Please report how many lines in the data underneath hold the word "days", with no other text.

-=-=-=-=-

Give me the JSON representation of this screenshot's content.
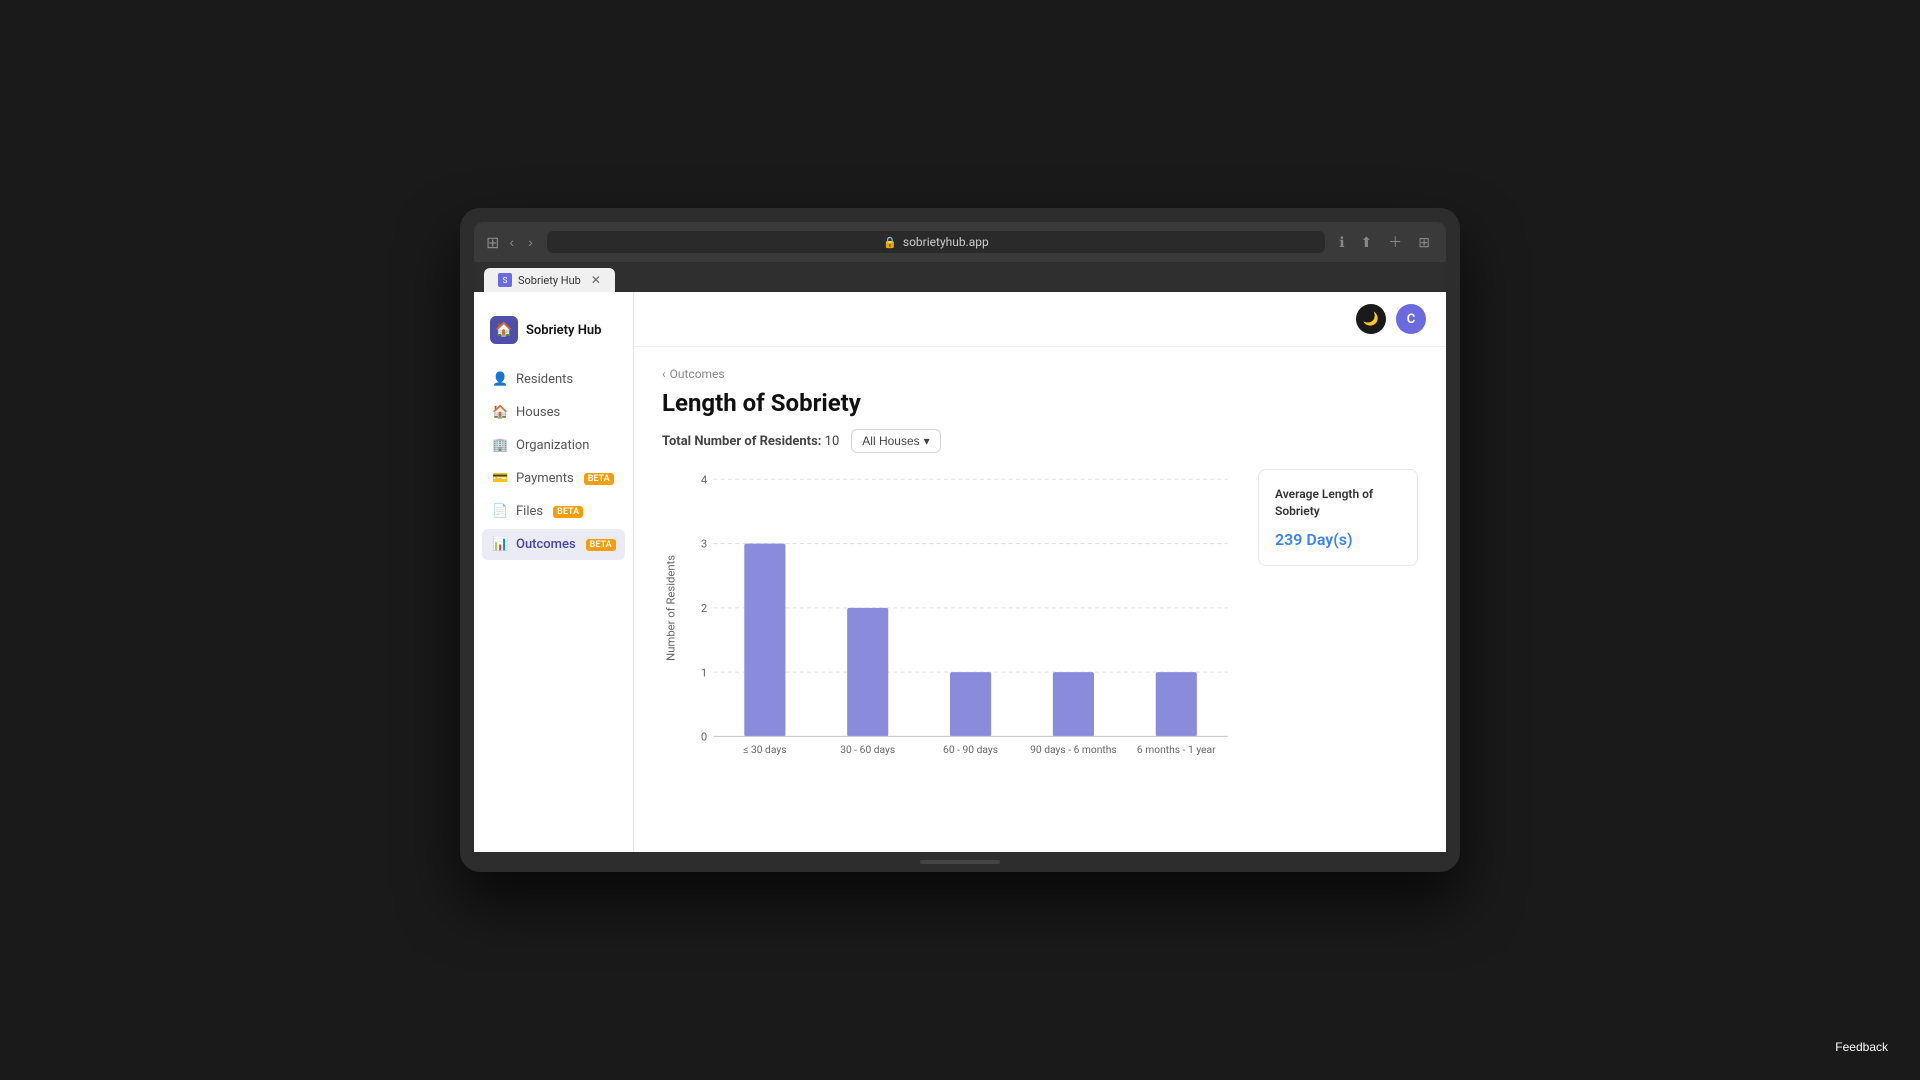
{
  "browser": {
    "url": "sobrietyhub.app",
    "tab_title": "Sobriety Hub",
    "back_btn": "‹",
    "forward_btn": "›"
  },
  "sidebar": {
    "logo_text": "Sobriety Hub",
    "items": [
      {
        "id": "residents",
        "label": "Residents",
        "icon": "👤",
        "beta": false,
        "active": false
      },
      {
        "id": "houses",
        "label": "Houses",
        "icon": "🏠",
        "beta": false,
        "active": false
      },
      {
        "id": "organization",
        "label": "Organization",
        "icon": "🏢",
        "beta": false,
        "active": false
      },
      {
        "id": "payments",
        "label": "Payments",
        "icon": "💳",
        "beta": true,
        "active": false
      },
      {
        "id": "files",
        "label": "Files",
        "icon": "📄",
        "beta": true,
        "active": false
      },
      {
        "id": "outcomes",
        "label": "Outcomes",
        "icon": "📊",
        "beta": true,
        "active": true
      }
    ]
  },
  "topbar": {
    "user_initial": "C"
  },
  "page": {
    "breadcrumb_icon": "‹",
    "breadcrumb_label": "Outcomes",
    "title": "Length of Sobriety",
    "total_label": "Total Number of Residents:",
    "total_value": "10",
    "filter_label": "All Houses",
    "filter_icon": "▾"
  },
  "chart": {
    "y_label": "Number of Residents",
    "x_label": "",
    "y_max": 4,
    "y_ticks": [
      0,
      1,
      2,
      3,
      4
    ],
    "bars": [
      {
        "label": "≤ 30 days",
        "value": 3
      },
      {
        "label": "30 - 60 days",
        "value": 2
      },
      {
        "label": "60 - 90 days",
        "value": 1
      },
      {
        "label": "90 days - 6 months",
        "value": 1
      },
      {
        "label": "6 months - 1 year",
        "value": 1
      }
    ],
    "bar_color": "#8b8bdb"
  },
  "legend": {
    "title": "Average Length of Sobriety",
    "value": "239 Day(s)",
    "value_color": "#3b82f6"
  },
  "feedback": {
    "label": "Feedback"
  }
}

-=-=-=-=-

• _Your response_
4